▶ [PROMPT]:
Repeat the records below verbatim and include no pictures.

========================================================================

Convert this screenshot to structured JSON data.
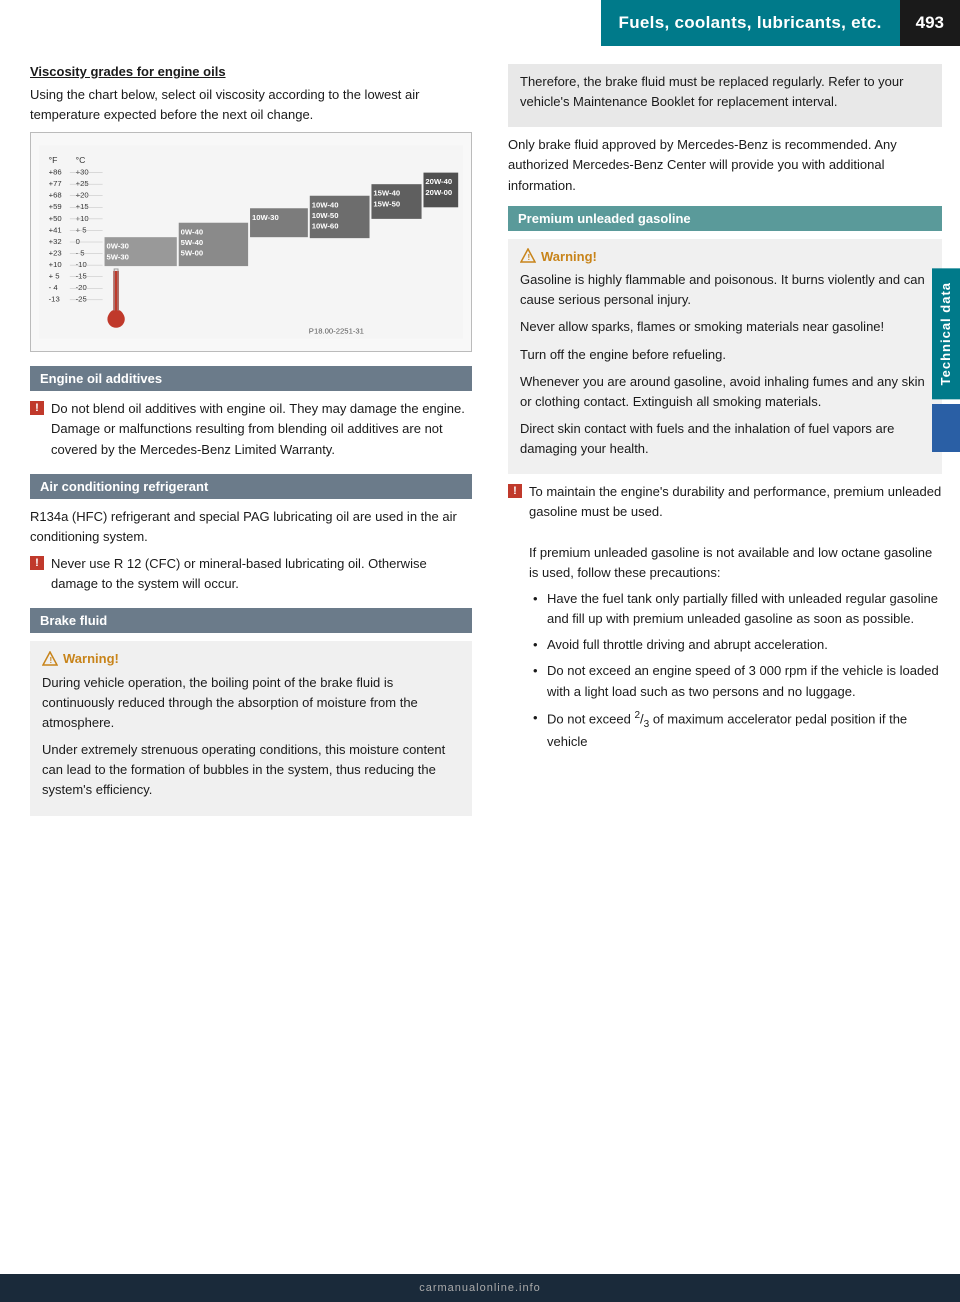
{
  "header": {
    "title": "Fuels, coolants, lubricants, etc.",
    "page_number": "493"
  },
  "side_tab": {
    "label": "Technical data"
  },
  "left_column": {
    "viscosity_section": {
      "title": "Viscosity grades for engine oils",
      "intro": "Using the chart below, select oil viscosity according to the lowest air temperature expected before the next oil change.",
      "chart_note": "P18.00-2251-31"
    },
    "engine_oil_additives": {
      "header": "Engine oil additives",
      "notice": "Do not blend oil additives with engine oil. They may damage the engine. Damage or malfunctions resulting from blending oil additives are not covered by the Mercedes-Benz Limited Warranty."
    },
    "air_conditioning": {
      "header": "Air conditioning refrigerant",
      "text": "R134a (HFC) refrigerant and special PAG lubricating oil are used in the air conditioning system.",
      "notice": "Never use R 12 (CFC) or mineral-based lubricating oil. Otherwise damage to the system will occur."
    },
    "brake_fluid": {
      "header": "Brake fluid",
      "warning_label": "Warning!",
      "warning_text1": "During vehicle operation, the boiling point of the brake fluid is continuously reduced through the absorption of moisture from the atmosphere.",
      "warning_text2": "Under extremely strenuous operating conditions, this moisture content can lead to the formation of bubbles in the system, thus reducing the system's efficiency."
    }
  },
  "right_column": {
    "brake_info_box": {
      "text1": "Therefore, the brake fluid must be replaced regularly. Refer to your vehicle's Maintenance Booklet for replacement interval."
    },
    "brake_para": "Only brake fluid approved by Mercedes-Benz is recommended. Any authorized Mercedes-Benz Center will provide you with additional information.",
    "premium_gasoline": {
      "header": "Premium unleaded gasoline",
      "warning_label": "Warning!",
      "warning_para1": "Gasoline is highly flammable and poisonous. It burns violently and can cause serious personal injury.",
      "warning_para2": "Never allow sparks, flames or smoking materials near gasoline!",
      "warning_para3": "Turn off the engine before refueling.",
      "warning_para4": "Whenever you are around gasoline, avoid inhaling fumes and any skin or clothing contact. Extinguish all smoking materials.",
      "warning_para5": "Direct skin contact with fuels and the inhalation of fuel vapors are damaging your health."
    },
    "engine_notice": "To maintain the engine's durability and performance, premium unleaded gasoline must be used.",
    "if_not_available": "If premium unleaded gasoline is not available and low octane gasoline is used, follow these precautions:",
    "precautions": [
      "Have the fuel tank only partially filled with unleaded regular gasoline and fill up with premium unleaded gasoline as soon as possible.",
      "Avoid full throttle driving and abrupt acceleration.",
      "Do not exceed an engine speed of 3 000 rpm if the vehicle is loaded with a light load such as two persons and no luggage.",
      "Do not exceed ²/₃ of maximum accelerator pedal position if the vehicle"
    ]
  },
  "footer": {
    "symbol": "▷▷"
  },
  "watermark": {
    "text": "carmanualonline.info"
  }
}
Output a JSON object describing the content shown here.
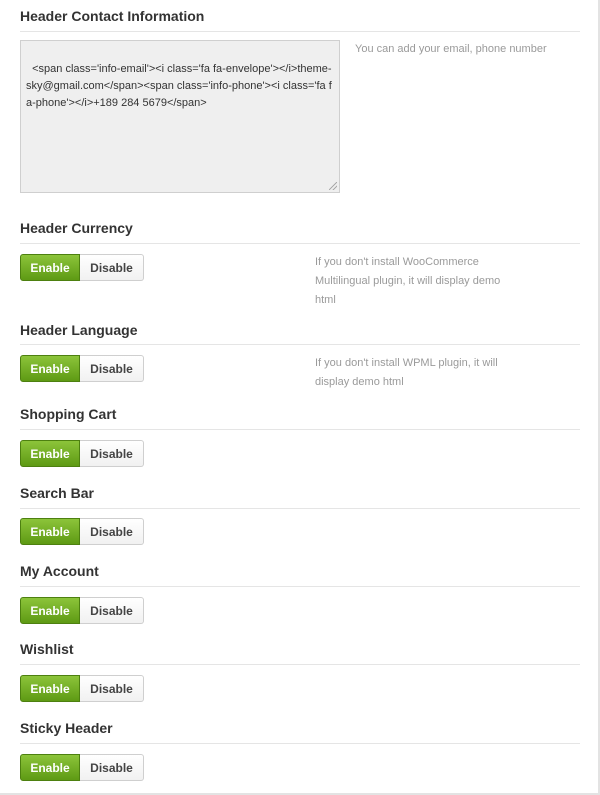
{
  "contact": {
    "title": "Header Contact Information",
    "textarea_value": "<span class='info-email'><i class='fa fa-envelope'></i>theme-sky@gmail.com</span><span class='info-phone'><i class='fa fa-phone'></i>+189 284 5679</span>",
    "help": "You can add your email, phone number"
  },
  "toggle_labels": {
    "enable": "Enable",
    "disable": "Disable"
  },
  "sections": [
    {
      "title": "Header Currency",
      "help_lines": [
        "If you don't install WooCommerce",
        "Multilingual plugin, it will display demo",
        "html"
      ],
      "selected": "Enable"
    },
    {
      "title": "Header Language",
      "help_lines": [
        "If you don't install WPML plugin, it will",
        "display demo html"
      ],
      "selected": "Enable"
    },
    {
      "title": "Shopping Cart",
      "selected": "Enable"
    },
    {
      "title": "Search Bar",
      "selected": "Enable"
    },
    {
      "title": "My Account",
      "selected": "Enable"
    },
    {
      "title": "Wishlist",
      "selected": "Enable"
    },
    {
      "title": "Sticky Header",
      "selected": "Enable"
    }
  ],
  "colors": {
    "enable_bg": "#6aa81c",
    "text": "#333333",
    "help_text": "#9a9a9a"
  }
}
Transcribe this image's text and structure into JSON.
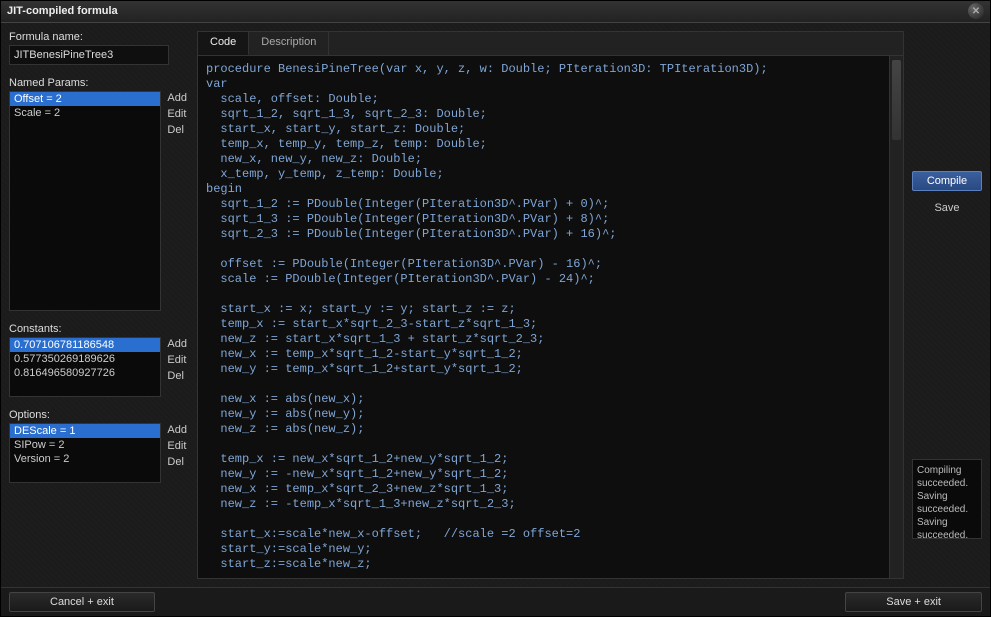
{
  "window": {
    "title": "JIT-compiled formula"
  },
  "formula": {
    "name_label": "Formula name:",
    "name_value": "JITBenesiPineTree3"
  },
  "params": {
    "label": "Named Params:",
    "items": [
      {
        "text": "Offset = 2",
        "selected": true
      },
      {
        "text": "Scale = 2",
        "selected": false
      }
    ],
    "add": "Add",
    "edit": "Edit",
    "del": "Del"
  },
  "constants": {
    "label": "Constants:",
    "items": [
      {
        "text": "0.707106781186548",
        "selected": true
      },
      {
        "text": "0.577350269189626",
        "selected": false
      },
      {
        "text": "0.816496580927726",
        "selected": false
      }
    ],
    "add": "Add",
    "edit": "Edit",
    "del": "Del"
  },
  "options": {
    "label": "Options:",
    "items": [
      {
        "text": "DEScale = 1",
        "selected": true
      },
      {
        "text": "SIPow = 2",
        "selected": false
      },
      {
        "text": "Version = 2",
        "selected": false
      }
    ],
    "add": "Add",
    "edit": "Edit",
    "del": "Del"
  },
  "tabs": {
    "code": "Code",
    "description": "Description"
  },
  "code": "procedure BenesiPineTree(var x, y, z, w: Double; PIteration3D: TPIteration3D);\nvar\n  scale, offset: Double;\n  sqrt_1_2, sqrt_1_3, sqrt_2_3: Double;\n  start_x, start_y, start_z: Double;\n  temp_x, temp_y, temp_z, temp: Double;\n  new_x, new_y, new_z: Double;\n  x_temp, y_temp, z_temp: Double;\nbegin\n  sqrt_1_2 := PDouble(Integer(PIteration3D^.PVar) + 0)^;\n  sqrt_1_3 := PDouble(Integer(PIteration3D^.PVar) + 8)^;\n  sqrt_2_3 := PDouble(Integer(PIteration3D^.PVar) + 16)^;\n\n  offset := PDouble(Integer(PIteration3D^.PVar) - 16)^;\n  scale := PDouble(Integer(PIteration3D^.PVar) - 24)^;\n\n  start_x := x; start_y := y; start_z := z;\n  temp_x := start_x*sqrt_2_3-start_z*sqrt_1_3;\n  new_z := start_x*sqrt_1_3 + start_z*sqrt_2_3;\n  new_x := temp_x*sqrt_1_2-start_y*sqrt_1_2;\n  new_y := temp_x*sqrt_1_2+start_y*sqrt_1_2;\n\n  new_x := abs(new_x);\n  new_y := abs(new_y);\n  new_z := abs(new_z);\n\n  temp_x := new_x*sqrt_1_2+new_y*sqrt_1_2;\n  new_y := -new_x*sqrt_1_2+new_y*sqrt_1_2;\n  new_x := temp_x*sqrt_2_3+new_z*sqrt_1_3;\n  new_z := -temp_x*sqrt_1_3+new_z*sqrt_2_3;\n\n  start_x:=scale*new_x-offset;   //scale =2 offset=2\n  start_y:=scale*new_y;\n  start_z:=scale*new_z;",
  "right": {
    "compile": "Compile",
    "save": "Save",
    "status": "Compiling succeeded.\nSaving succeeded.\nSaving succeeded."
  },
  "footer": {
    "cancel": "Cancel + exit",
    "save": "Save + exit"
  }
}
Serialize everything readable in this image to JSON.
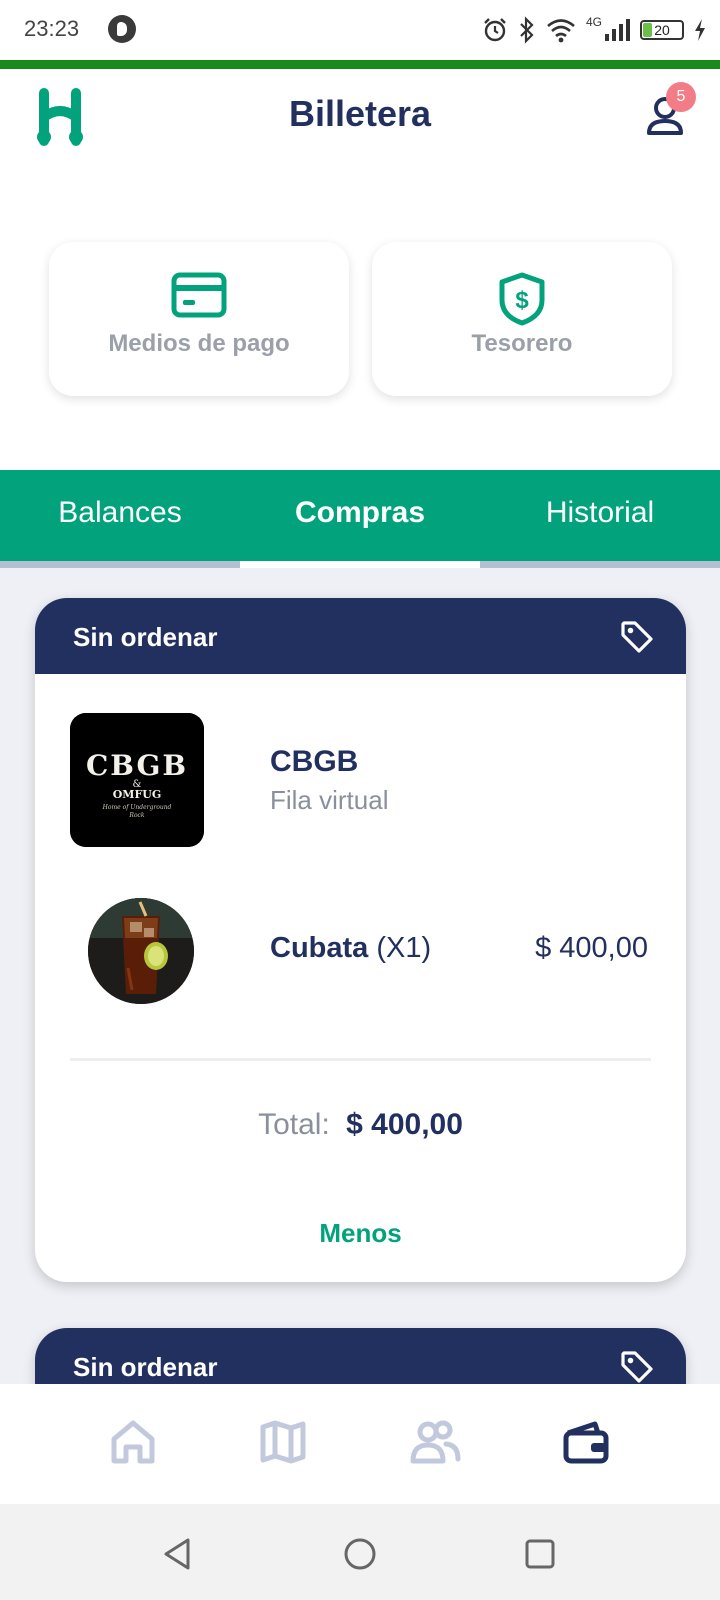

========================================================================

▶ [RESULT OF THE TASK]:
Convert this screenshot to structured JSON data.
{
  "header": {
    "title": "Fuels, coolants, lubricants, etc.",
    "page_number": "493"
  },
  "side_tab": {
    "label": "Technical data"
  },
  "left_column": {
    "viscosity_section": {
      "title": "Viscosity grades for engine oils",
      "intro": "Using the chart below, select oil viscosity according to the lowest air temperature expected before the next oil change.",
      "chart_note": "P18.00-2251-31"
    },
    "engine_oil_additives": {
      "header": "Engine oil additives",
      "notice": "Do not blend oil additives with engine oil. They may damage the engine. Damage or malfunctions resulting from blending oil additives are not covered by the Mercedes-Benz Limited Warranty."
    },
    "air_conditioning": {
      "header": "Air conditioning refrigerant",
      "text": "R134a (HFC) refrigerant and special PAG lubricating oil are used in the air conditioning system.",
      "notice": "Never use R 12 (CFC) or mineral-based lubricating oil. Otherwise damage to the system will occur."
    },
    "brake_fluid": {
      "header": "Brake fluid",
      "warning_label": "Warning!",
      "warning_text1": "During vehicle operation, the boiling point of the brake fluid is continuously reduced through the absorption of moisture from the atmosphere.",
      "warning_text2": "Under extremely strenuous operating conditions, this moisture content can lead to the formation of bubbles in the system, thus reducing the system's efficiency."
    }
  },
  "right_column": {
    "brake_info_box": {
      "text1": "Therefore, the brake fluid must be replaced regularly. Refer to your vehicle's Maintenance Booklet for replacement interval."
    },
    "brake_para": "Only brake fluid approved by Mercedes-Benz is recommended. Any authorized Mercedes-Benz Center will provide you with additional information.",
    "premium_gasoline": {
      "header": "Premium unleaded gasoline",
      "warning_label": "Warning!",
      "warning_para1": "Gasoline is highly flammable and poisonous. It burns violently and can cause serious personal injury.",
      "warning_para2": "Never allow sparks, flames or smoking materials near gasoline!",
      "warning_para3": "Turn off the engine before refueling.",
      "warning_para4": "Whenever you are around gasoline, avoid inhaling fumes and any skin or clothing contact. Extinguish all smoking materials.",
      "warning_para5": "Direct skin contact with fuels and the inhalation of fuel vapors are damaging your health."
    },
    "engine_notice": "To maintain the engine's durability and performance, premium unleaded gasoline must be used.",
    "if_not_available": "If premium unleaded gasoline is not available and low octane gasoline is used, follow these precautions:",
    "precautions": [
      "Have the fuel tank only partially filled with unleaded regular gasoline and fill up with premium unleaded gasoline as soon as possible.",
      "Avoid full throttle driving and abrupt acceleration.",
      "Do not exceed an engine speed of 3 000 rpm if the vehicle is loaded with a light load such as two persons and no luggage.",
      "Do not exceed ²/₃ of maximum accelerator pedal position if the vehicle"
    ]
  },
  "footer": {
    "symbol": "▷▷"
  },
  "watermark": {
    "text": "carmanualonline.info"
  }
}
Output a JSON object describing the content shown here.
{
  "contact": {
    "title": "Header Contact Information",
    "textarea_value": "<span class='info-email'><i class='fa fa-envelope'></i>theme-sky@gmail.com</span><span class='info-phone'><i class='fa fa-phone'></i>+189 284 5679</span>",
    "help": "You can add your email, phone number"
  },
  "toggle_labels": {
    "enable": "Enable",
    "disable": "Disable"
  },
  "sections": [
    {
      "title": "Header Currency",
      "help_lines": [
        "If you don't install WooCommerce",
        "Multilingual plugin, it will display demo",
        "html"
      ],
      "selected": "Enable"
    },
    {
      "title": "Header Language",
      "help_lines": [
        "If you don't install WPML plugin, it will",
        "display demo html"
      ],
      "selected": "Enable"
    },
    {
      "title": "Shopping Cart",
      "selected": "Enable"
    },
    {
      "title": "Search Bar",
      "selected": "Enable"
    },
    {
      "title": "My Account",
      "selected": "Enable"
    },
    {
      "title": "Wishlist",
      "selected": "Enable"
    },
    {
      "title": "Sticky Header",
      "selected": "Enable"
    }
  ],
  "colors": {
    "enable_bg": "#6aa81c",
    "text": "#333333",
    "help_text": "#9a9a9a"
  }
}
Transcribe this image's text and structure into JSON.
{
  "window": {
    "title": "JIT-compiled formula"
  },
  "formula": {
    "name_label": "Formula name:",
    "name_value": "JITBenesiPineTree3"
  },
  "params": {
    "label": "Named Params:",
    "items": [
      {
        "text": "Offset = 2",
        "selected": true
      },
      {
        "text": "Scale = 2",
        "selected": false
      }
    ],
    "add": "Add",
    "edit": "Edit",
    "del": "Del"
  },
  "constants": {
    "label": "Constants:",
    "items": [
      {
        "text": "0.707106781186548",
        "selected": true
      },
      {
        "text": "0.577350269189626",
        "selected": false
      },
      {
        "text": "0.816496580927726",
        "selected": false
      }
    ],
    "add": "Add",
    "edit": "Edit",
    "del": "Del"
  },
  "options": {
    "label": "Options:",
    "items": [
      {
        "text": "DEScale = 1",
        "selected": true
      },
      {
        "text": "SIPow = 2",
        "selected": false
      },
      {
        "text": "Version = 2",
        "selected": false
      }
    ],
    "add": "Add",
    "edit": "Edit",
    "del": "Del"
  },
  "tabs": {
    "code": "Code",
    "description": "Description"
  },
  "code": "procedure BenesiPineTree(var x, y, z, w: Double; PIteration3D: TPIteration3D);\nvar\n  scale, offset: Double;\n  sqrt_1_2, sqrt_1_3, sqrt_2_3: Double;\n  start_x, start_y, start_z: Double;\n  temp_x, temp_y, temp_z, temp: Double;\n  new_x, new_y, new_z: Double;\n  x_temp, y_temp, z_temp: Double;\nbegin\n  sqrt_1_2 := PDouble(Integer(PIteration3D^.PVar) + 0)^;\n  sqrt_1_3 := PDouble(Integer(PIteration3D^.PVar) + 8)^;\n  sqrt_2_3 := PDouble(Integer(PIteration3D^.PVar) + 16)^;\n\n  offset := PDouble(Integer(PIteration3D^.PVar) - 16)^;\n  scale := PDouble(Integer(PIteration3D^.PVar) - 24)^;\n\n  start_x := x; start_y := y; start_z := z;\n  temp_x := start_x*sqrt_2_3-start_z*sqrt_1_3;\n  new_z := start_x*sqrt_1_3 + start_z*sqrt_2_3;\n  new_x := temp_x*sqrt_1_2-start_y*sqrt_1_2;\n  new_y := temp_x*sqrt_1_2+start_y*sqrt_1_2;\n\n  new_x := abs(new_x);\n  new_y := abs(new_y);\n  new_z := abs(new_z);\n\n  temp_x := new_x*sqrt_1_2+new_y*sqrt_1_2;\n  new_y := -new_x*sqrt_1_2+new_y*sqrt_1_2;\n  new_x := temp_x*sqrt_2_3+new_z*sqrt_1_3;\n  new_z := -temp_x*sqrt_1_3+new_z*sqrt_2_3;\n\n  start_x:=scale*new_x-offset;   //scale =2 offset=2\n  start_y:=scale*new_y;\n  start_z:=scale*new_z;",
  "right": {
    "compile": "Compile",
    "save": "Save",
    "status": "Compiling succeeded.\nSaving succeeded.\nSaving succeeded."
  },
  "footer": {
    "cancel": "Cancel + exit",
    "save": "Save + exit"
  }
}
Serialize everything readable in this image to JSON.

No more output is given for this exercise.